● **Task objective**:
Which of the lines below include "true"? Each one should be copied out.

● **Input for this task**:
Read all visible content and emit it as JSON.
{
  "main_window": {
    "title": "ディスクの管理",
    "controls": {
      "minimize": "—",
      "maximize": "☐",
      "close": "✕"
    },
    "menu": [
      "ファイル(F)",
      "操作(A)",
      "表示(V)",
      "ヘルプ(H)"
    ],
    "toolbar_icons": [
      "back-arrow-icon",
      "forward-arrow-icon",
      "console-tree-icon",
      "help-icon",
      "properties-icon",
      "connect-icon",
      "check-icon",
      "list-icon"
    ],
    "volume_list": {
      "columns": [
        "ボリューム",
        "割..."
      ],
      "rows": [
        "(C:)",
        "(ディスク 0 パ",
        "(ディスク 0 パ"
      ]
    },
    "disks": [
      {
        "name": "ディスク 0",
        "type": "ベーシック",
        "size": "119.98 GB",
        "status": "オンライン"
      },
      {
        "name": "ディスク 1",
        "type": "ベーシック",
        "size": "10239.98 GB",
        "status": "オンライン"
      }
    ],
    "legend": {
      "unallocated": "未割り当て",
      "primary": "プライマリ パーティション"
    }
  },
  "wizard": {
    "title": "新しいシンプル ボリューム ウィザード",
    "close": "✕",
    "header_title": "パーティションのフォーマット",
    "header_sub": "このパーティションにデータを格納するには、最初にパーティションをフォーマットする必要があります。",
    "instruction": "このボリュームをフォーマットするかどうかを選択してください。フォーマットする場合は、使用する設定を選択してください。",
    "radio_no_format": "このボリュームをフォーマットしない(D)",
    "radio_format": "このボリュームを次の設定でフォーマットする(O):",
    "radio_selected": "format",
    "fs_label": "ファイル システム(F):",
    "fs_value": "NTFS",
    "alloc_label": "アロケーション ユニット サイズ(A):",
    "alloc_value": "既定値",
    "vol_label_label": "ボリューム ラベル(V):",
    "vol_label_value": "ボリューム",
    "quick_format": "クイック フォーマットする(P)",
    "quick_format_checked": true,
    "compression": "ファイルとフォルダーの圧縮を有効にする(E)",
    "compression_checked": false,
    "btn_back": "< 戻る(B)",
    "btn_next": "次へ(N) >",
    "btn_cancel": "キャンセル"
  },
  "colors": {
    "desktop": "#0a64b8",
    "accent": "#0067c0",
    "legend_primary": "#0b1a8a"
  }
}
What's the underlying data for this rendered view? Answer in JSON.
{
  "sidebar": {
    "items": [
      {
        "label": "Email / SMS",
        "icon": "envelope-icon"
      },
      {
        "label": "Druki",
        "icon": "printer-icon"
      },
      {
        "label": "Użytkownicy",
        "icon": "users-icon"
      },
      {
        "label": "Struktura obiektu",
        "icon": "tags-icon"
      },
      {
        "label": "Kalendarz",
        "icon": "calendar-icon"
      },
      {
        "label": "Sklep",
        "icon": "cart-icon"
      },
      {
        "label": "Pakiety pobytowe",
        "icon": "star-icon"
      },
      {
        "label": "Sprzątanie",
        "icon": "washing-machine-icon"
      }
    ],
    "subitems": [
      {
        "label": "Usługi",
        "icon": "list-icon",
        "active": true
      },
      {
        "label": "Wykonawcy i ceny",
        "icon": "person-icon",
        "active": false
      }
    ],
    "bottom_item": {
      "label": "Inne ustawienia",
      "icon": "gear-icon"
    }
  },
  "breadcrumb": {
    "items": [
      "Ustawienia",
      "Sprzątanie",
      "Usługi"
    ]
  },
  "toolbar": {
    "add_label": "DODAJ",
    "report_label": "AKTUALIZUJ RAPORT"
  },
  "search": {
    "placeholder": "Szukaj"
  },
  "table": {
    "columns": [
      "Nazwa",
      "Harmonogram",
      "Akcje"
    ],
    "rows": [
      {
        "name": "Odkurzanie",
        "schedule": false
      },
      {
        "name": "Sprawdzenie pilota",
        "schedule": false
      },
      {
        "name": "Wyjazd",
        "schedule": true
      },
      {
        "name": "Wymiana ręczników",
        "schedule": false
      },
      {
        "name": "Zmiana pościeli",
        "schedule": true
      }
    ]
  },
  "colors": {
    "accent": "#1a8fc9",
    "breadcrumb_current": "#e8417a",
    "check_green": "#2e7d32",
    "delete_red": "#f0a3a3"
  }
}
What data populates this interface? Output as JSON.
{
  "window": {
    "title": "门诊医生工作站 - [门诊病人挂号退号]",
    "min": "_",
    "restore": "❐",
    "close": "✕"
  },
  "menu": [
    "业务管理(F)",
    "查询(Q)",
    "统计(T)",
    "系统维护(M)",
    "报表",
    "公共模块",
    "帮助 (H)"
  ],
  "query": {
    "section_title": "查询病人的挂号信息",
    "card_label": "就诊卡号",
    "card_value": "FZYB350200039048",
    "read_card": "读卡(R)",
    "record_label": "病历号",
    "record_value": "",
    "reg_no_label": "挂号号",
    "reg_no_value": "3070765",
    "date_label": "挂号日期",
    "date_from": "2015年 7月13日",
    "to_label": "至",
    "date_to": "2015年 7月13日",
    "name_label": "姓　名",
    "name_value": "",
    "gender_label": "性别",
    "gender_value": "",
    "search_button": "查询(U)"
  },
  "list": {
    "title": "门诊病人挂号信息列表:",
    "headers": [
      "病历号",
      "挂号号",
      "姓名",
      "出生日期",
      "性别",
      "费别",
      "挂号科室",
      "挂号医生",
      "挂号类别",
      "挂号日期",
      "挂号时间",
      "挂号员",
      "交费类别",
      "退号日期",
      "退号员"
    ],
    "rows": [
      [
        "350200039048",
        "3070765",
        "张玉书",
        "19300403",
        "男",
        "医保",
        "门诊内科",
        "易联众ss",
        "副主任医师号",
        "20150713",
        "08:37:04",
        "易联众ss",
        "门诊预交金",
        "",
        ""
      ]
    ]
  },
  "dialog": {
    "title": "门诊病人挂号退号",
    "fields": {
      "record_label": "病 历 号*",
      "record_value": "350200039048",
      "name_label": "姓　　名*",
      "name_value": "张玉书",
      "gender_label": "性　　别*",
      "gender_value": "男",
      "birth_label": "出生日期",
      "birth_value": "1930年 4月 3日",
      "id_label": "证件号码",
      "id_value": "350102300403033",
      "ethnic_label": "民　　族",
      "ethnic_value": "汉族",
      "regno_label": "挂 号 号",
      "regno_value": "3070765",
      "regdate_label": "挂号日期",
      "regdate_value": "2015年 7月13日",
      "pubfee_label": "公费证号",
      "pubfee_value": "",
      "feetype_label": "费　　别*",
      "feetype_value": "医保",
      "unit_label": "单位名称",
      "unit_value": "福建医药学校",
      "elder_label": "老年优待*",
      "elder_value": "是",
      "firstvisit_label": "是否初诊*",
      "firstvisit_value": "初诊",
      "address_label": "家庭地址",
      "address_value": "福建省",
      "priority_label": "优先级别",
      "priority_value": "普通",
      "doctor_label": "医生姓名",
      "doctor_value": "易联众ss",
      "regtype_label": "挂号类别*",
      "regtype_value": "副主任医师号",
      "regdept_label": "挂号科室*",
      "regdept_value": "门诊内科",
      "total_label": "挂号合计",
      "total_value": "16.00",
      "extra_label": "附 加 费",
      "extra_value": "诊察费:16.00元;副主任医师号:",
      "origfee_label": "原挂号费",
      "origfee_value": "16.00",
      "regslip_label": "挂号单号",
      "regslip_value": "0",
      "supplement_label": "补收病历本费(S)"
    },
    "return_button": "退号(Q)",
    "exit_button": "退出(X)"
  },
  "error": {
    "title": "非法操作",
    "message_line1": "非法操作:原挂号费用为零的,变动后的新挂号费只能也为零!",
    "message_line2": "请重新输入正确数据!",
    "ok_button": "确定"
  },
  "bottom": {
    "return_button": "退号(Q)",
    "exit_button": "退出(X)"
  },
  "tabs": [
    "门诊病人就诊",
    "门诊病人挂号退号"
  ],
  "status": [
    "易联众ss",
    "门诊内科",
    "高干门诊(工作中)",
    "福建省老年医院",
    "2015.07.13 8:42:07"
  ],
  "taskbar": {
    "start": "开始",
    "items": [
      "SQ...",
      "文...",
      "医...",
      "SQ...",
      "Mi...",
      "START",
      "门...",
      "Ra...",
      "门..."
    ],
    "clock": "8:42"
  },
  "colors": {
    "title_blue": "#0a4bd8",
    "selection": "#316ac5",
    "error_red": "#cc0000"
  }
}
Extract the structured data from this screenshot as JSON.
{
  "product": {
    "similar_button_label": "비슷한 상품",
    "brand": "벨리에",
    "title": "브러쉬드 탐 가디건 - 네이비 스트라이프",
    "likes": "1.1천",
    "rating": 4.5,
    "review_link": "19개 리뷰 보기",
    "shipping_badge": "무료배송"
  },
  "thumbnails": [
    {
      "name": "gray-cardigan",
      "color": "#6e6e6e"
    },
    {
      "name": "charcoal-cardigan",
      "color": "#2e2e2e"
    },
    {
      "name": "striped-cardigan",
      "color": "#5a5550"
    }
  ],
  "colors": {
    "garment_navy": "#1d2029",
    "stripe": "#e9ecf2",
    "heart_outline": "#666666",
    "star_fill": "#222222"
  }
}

● **Output for this task**:
    "quick_format_checked": true,
        "active": true
        "schedule": true
        "schedule": true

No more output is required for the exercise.